Dominican artist Raelis Vasquez looks at his canvases as a blank slate on which to express the vibrancy and complexity of the Afro-Latinx experience. In 46, his newest solo show hosted at London’s PM/AM gallery, the artist gives life to a new body of paintings that challenges viewers’ “positions on class, race and geography”. An investigation into the historical, political and personal narratives converging into the contemporary discourse, the exhibition features artworks developed between Amsterdam, the US and London. Drawing on the morphology and mythologies of his neighbourhood, Mao’s El Pueblo de Dios, situated in the Valverde province or the tierra entre rios (“land between rivers”), 46 examines the element of water as a carrier of stories and traditions as well as a fundamental, yet more and more lacking good. Leveraging this reflections as a means of bridging his family history with that of Mao’s indigenous people, Vasquez hopes to show how “the unique and personal interactions between communities and their water sources reflect our own reliance, our own memories and experiences with this life-giving resource”.

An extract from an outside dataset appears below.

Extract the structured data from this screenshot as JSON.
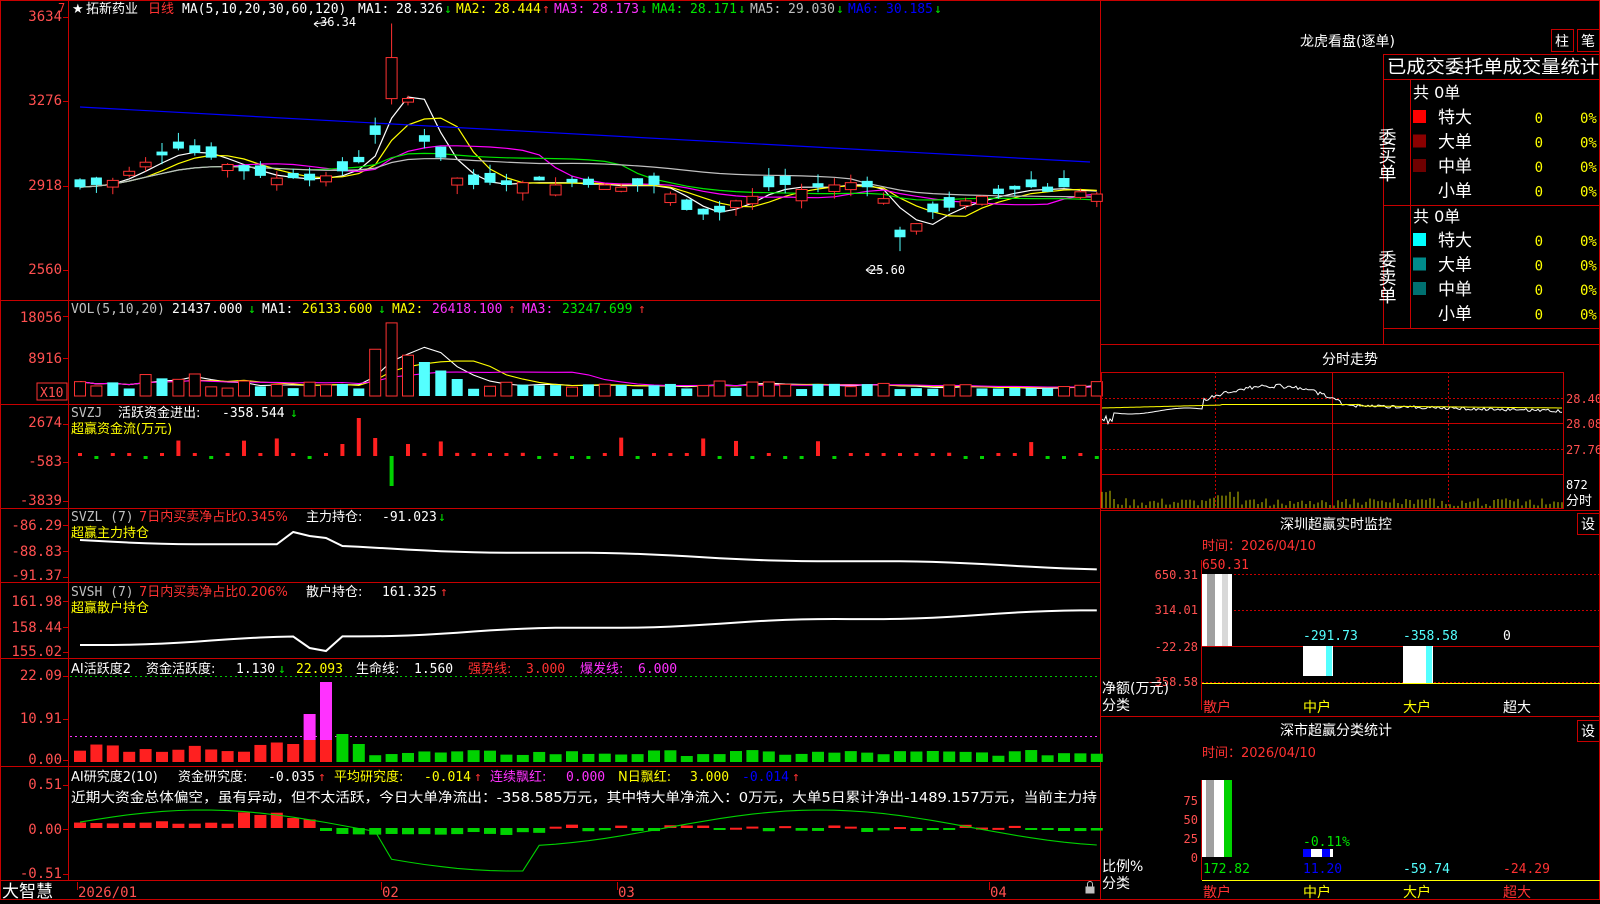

Farah Al Qasimi: Abort, Retry, Fail, Delfina Foundation (through 20 November)
In her ongoing solo exhibition at London’s Delfina Foundation Abort, Retry, Fail, multidisciplinary artist Farah Al Qasimi transports viewers in an uncanny, yet inherently personal dimension recasting her Arabic background through a videogame-inspired, patchwork-like intimate collection of works. Comprising expansive vinyl wallpaper pieces, poetic portraits, surreal still-life shots and a gamified, poignant audiovisual installation, the showcase “is an index of attempts to transcend or deny the natural world through entering fictional ones that promise autonomy and disembodiment”, reads a statement released ahead of the launch of the exhibition. Inaugurated with a “family launch” cooked by the artist herself on the premises of the gallery on October 3, Abort, Retry, Fail juxtaposes the organic and the technological in an apparent, powerful disconnect. Taking its name from an error appeared on the screen of Al Qasimi’s long-defunct family computer, which offered a portal into the seemingly interconnected reality of globalisation to both her and her relatives, the exhibition portrays humans as “rooted in the material world and yet transported elsewhere, absorbed in fantasy realms of exploration, purpose, and play”.
Austyn Weiner: Blood on Blood, MASSIMODECARLO (through 11 November)
American artist Austyn Weiner’s latest solo show takes on the shape of a family affair. Gathering a recently-completed collection of large-scale paintings, Blood on Blood, her presentation at London’s MASSIMODECARLO, gives a form and a colour to each one of the emotional bonds bringing the Miami-born artist and her family members closer together. With her deeply intuitive brushstrokes and innate sense for abstraction, the artist translates the highs and lows of her familial nest through the impulsive layering of countless embryo-inspired silhouettes, thoughts and contrasting psychological states. Expanding across all rooms of the Mayfair’s gallery, Blood on Blood — a play on the innate, unbreakable ties that see us inextricably linked to our closest ones, for better or worse — manifests itself as a “Pandora’s box” gradually unveiling the complexities of the artist’s own journey. At once rendering the warmth, comfort and stability of one’s home, whether intended in its physical or metaphorical connotation, and delving into the abyss of mental health, trauma and healing, Weiner’s newest exhibition captures the joy and hardships of family life with sincere profundity in an homage to the people of her life.
Words by Gilda Bruno